‘Get Your Wires Crossed to Take Pressure Off Front-line NHS Staff’, Says KPMG
Ahead of the publication of the latest NHS Hospital and Community Health Service workforce statistics, Andrew Hine, Partner and UK Head of Public Healthcare at KPMG, comments on the pressures facing care workers on the front-line. He also argues that better use of technology will resolve some of the pressure faced by NHS staff.
He says: “With the health service facing a period of unprecedented change in terms of cost reduction, quality improvement and greater choice for patients, the pressure to deliver first class medical care has never been greater.
“At the same time, with so much attention focused on the future of health and social care in Britain, the reality is that improvements may stall if too much attention is given to the number of carers on the wards, rather than the nature of care they provide.
“The simple truth is that healthcare should no longer be confined to our hospitals or the waiting rooms of a GPs surgery. Patients want a better all-round experience, meaning that any opportunity to provide care away from medical centres should be considered.
“Given the success of the Government’s recent telehealth trial all the indications are that patients monitored from the comfort of their own home result in reduced re-admissions, less bed-time use and better managed long-term conditions. With NHS organisations dedicating up to 4 percent of their budget to IT, what better way to serve patient needs and meet current financial requirements?”
Andrew also suggests that the pressures faced by front-line NHS staff will be eased through closer integration of healthcare services.

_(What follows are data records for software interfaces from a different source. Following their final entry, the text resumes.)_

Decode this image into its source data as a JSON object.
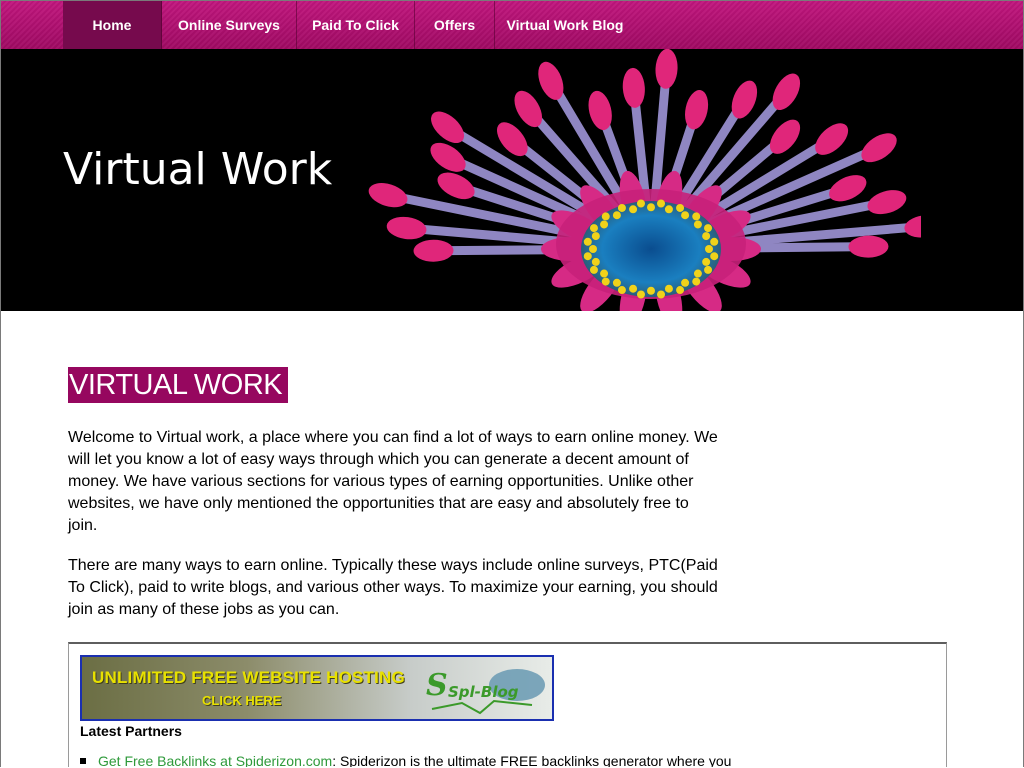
{
  "nav": {
    "items": [
      {
        "label": "Home",
        "active": true
      },
      {
        "label": "Online Surveys",
        "active": false
      },
      {
        "label": "Paid To Click",
        "active": false
      },
      {
        "label": "Offers",
        "active": false
      },
      {
        "label": "Virtual Work Blog",
        "active": false
      }
    ]
  },
  "banner": {
    "title": "Virtual Work"
  },
  "main": {
    "heading": "VIRTUAL WORK",
    "paragraphs": [
      "Welcome to Virtual work, a place where you can find a lot of ways to earn online money. We will let you know a lot of easy ways through which you can generate a decent amount of money. We have various sections for various types of earning opportunities. Unlike other websites, we have only mentioned the opportunities that are easy and absolutely free to join.",
      "There are many ways to earn online. Typically these ways include online surveys, PTC(Paid To Click), paid to write blogs, and various other ways. To maximize your earning, you should join as many of these jobs as you can."
    ]
  },
  "partners": {
    "ad": {
      "line1": "UNLIMITED FREE WEBSITE HOSTING",
      "line2": "CLICK HERE",
      "logo_text": "Spl-Blog"
    },
    "label": "Latest Partners",
    "items": [
      {
        "link_text": "Get Free Backlinks at Spiderizon.com",
        "text": ": Spiderizon is the ultimate FREE backlinks generator where you"
      }
    ]
  },
  "colors": {
    "nav_bg": "#b10f70",
    "nav_active": "#760a4d",
    "heading_bg": "#96075f",
    "link": "#2e9a3a"
  }
}
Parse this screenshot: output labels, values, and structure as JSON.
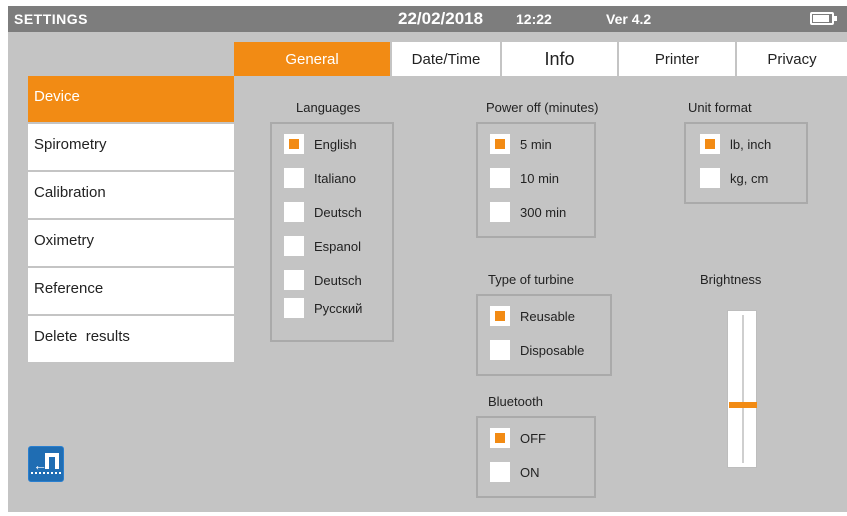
{
  "header": {
    "title": "SETTINGS",
    "date": "22/02/2018",
    "time": "12:22",
    "version": "Ver 4.2",
    "battery_icon": "battery-icon"
  },
  "tabs": [
    {
      "label": "General",
      "active": true
    },
    {
      "label": "Date/Time",
      "active": false
    },
    {
      "label": "Info",
      "active": false
    },
    {
      "label": "Printer",
      "active": false
    },
    {
      "label": "Privacy",
      "active": false
    }
  ],
  "menu": [
    {
      "label": "Device",
      "active": true
    },
    {
      "label": "Spirometry",
      "active": false
    },
    {
      "label": "Calibration",
      "active": false
    },
    {
      "label": "Oximetry",
      "active": false
    },
    {
      "label": "Reference",
      "active": false
    },
    {
      "label": "Delete  results",
      "active": false
    }
  ],
  "exit_icon": "exit-door-icon",
  "languages": {
    "label": "Languages",
    "options": [
      {
        "label": "English",
        "checked": true
      },
      {
        "label": "Italiano",
        "checked": false
      },
      {
        "label": "Deutsch",
        "checked": false
      },
      {
        "label": "Espanol",
        "checked": false
      },
      {
        "label": "Deutsch",
        "checked": false
      },
      {
        "label": "Pyccкий",
        "checked": false
      }
    ]
  },
  "power_off": {
    "label": "Power off (minutes)",
    "options": [
      {
        "label": "5 min",
        "checked": true
      },
      {
        "label": "10 min",
        "checked": false
      },
      {
        "label": "300 min",
        "checked": false
      }
    ]
  },
  "unit_format": {
    "label": "Unit format",
    "options": [
      {
        "label": "lb, inch",
        "checked": true
      },
      {
        "label": "kg, cm",
        "checked": false
      }
    ]
  },
  "turbine": {
    "label": "Type of turbine",
    "options": [
      {
        "label": "Reusable",
        "checked": true
      },
      {
        "label": "Disposable",
        "checked": false
      }
    ]
  },
  "bluetooth": {
    "label": "Bluetooth",
    "options": [
      {
        "label": "OFF",
        "checked": true
      },
      {
        "label": "ON",
        "checked": false
      }
    ]
  },
  "brightness": {
    "label": "Brightness",
    "level": 0.4
  },
  "colors": {
    "accent": "#f28b14",
    "header": "#7d7d7d",
    "background": "#c4c4c4",
    "exit_button": "#1f6db3"
  }
}
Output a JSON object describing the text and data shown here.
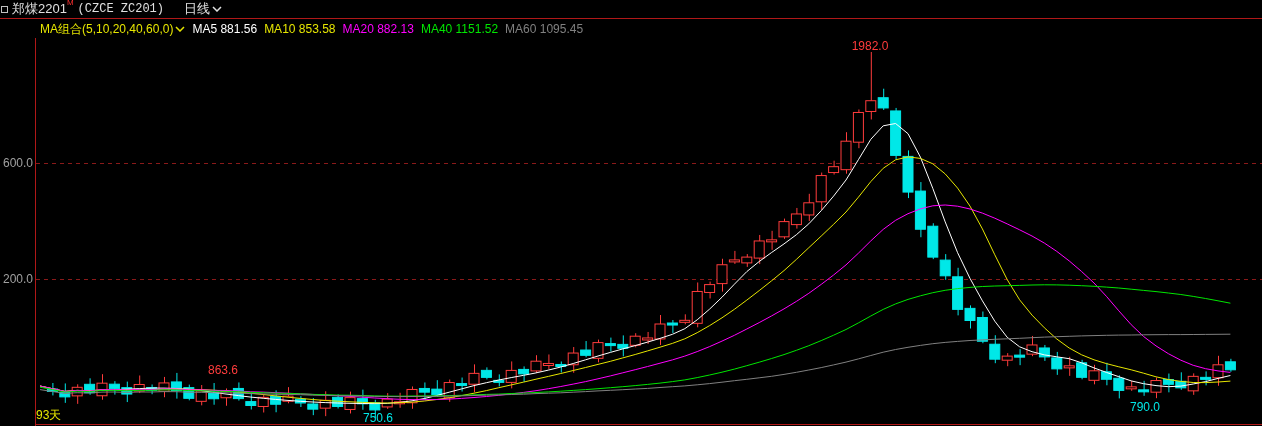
{
  "header": {
    "symbol": "郑煤2201",
    "marker": "M",
    "code": "(CZCE ZC201)",
    "period": "日线"
  },
  "legend": {
    "combo": "MA组合(5,10,20,40,60,0)",
    "items": [
      {
        "label": "MA5 881.56",
        "color": "#ffffff"
      },
      {
        "label": "MA10 853.58",
        "color": "#e6e600"
      },
      {
        "label": "MA20 882.13",
        "color": "#ff00ff"
      },
      {
        "label": "MA40 1151.52",
        "color": "#00e600"
      },
      {
        "label": "MA60 1095.45",
        "color": "#808080"
      }
    ]
  },
  "y_axis": {
    "ticks": [
      "600.0",
      "200.0"
    ]
  },
  "annotations": [
    {
      "kind": "high",
      "text": "1982.0"
    },
    {
      "kind": "high",
      "text": "863.6"
    },
    {
      "kind": "low",
      "text": "750.6"
    },
    {
      "kind": "low",
      "text": "790.0"
    },
    {
      "kind": "span",
      "text": "93天"
    }
  ]
}
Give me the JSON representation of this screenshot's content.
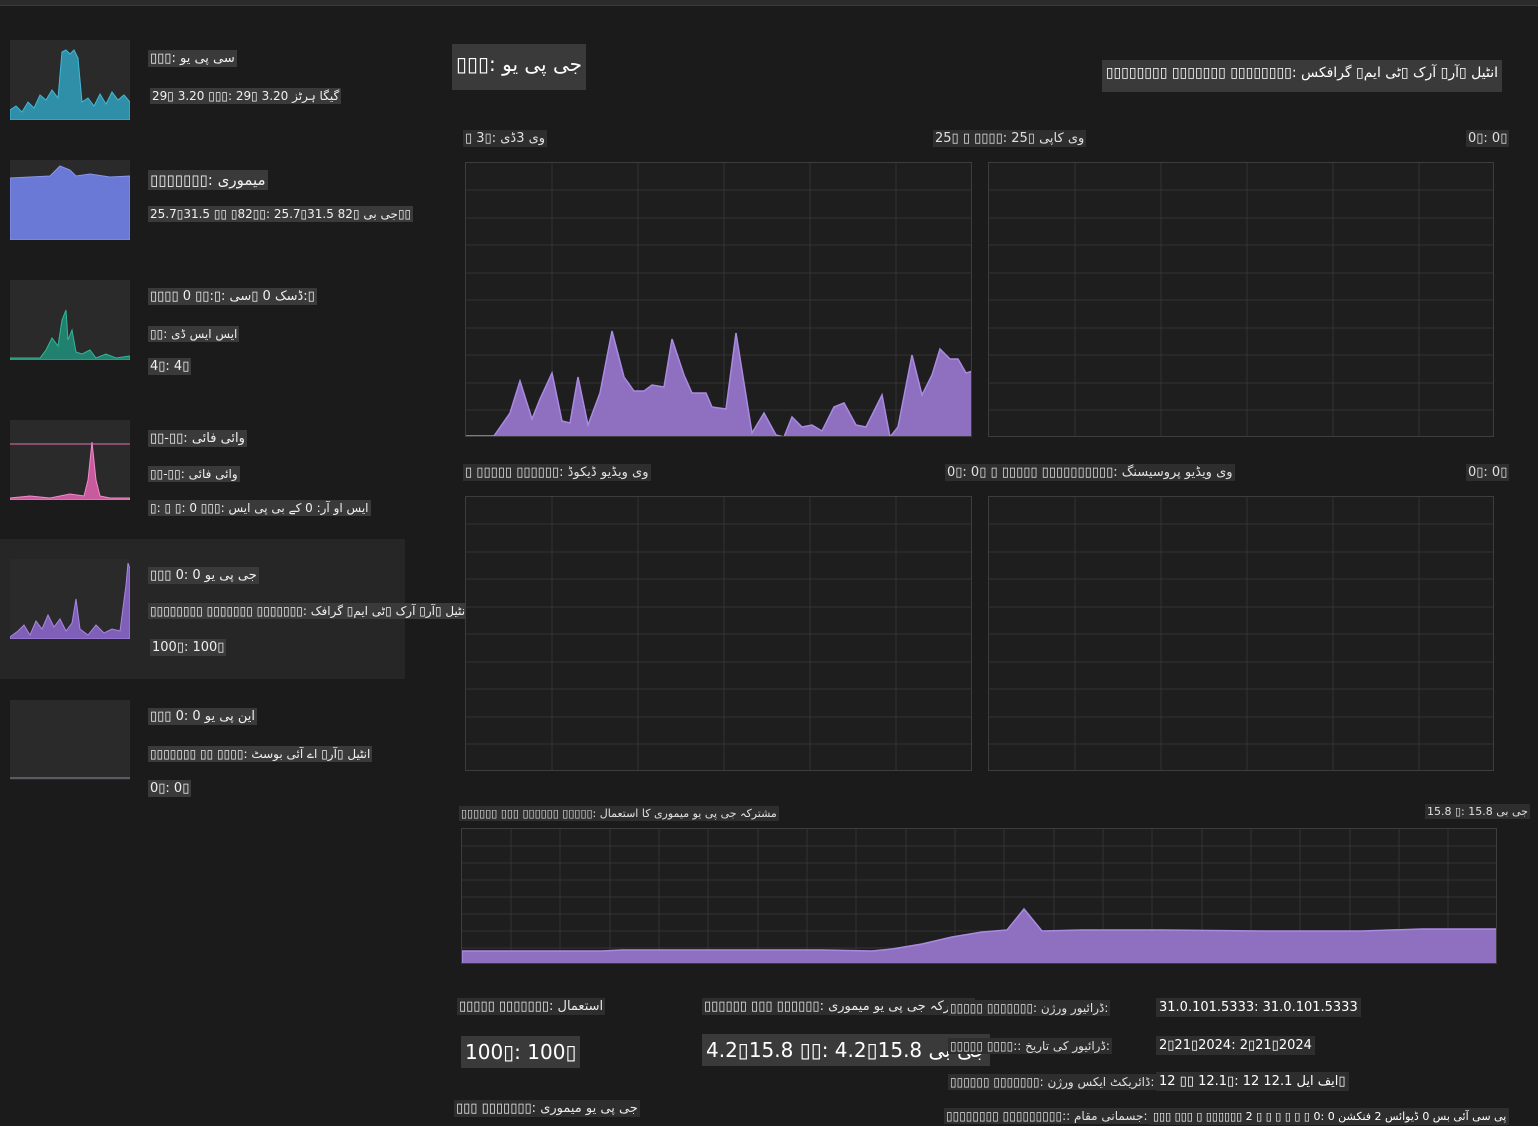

“Increasingly, organisations across the NHS are looking to collaborate, but what they are doing should be focused on clinical and service integration – rather than how the organisations can come together. That’s why a recent report by the King’s Fund and Nuffield Trust stressed that ‘integrated care in the NHS needs to be pursued at all levels to overcome the risks of fragmentation’,” he says.
“Put simply, NHS staff would find their jobs easier with improved sharing and handover of patient information and reduced duplication along the care pathway.”
“Of course, to succeed integration will require fundamental changes to way we currently work, including a shift from our medical and hospital focussed model to a less disease based approach. Building on the Government’s study, integration should incorporate technology, such as telehealth and telecare, to put patients and their carers in control and facilitate healthcare at home or in the community. Patient assessments should focus on what is important to them and their families – not simply an intervention.”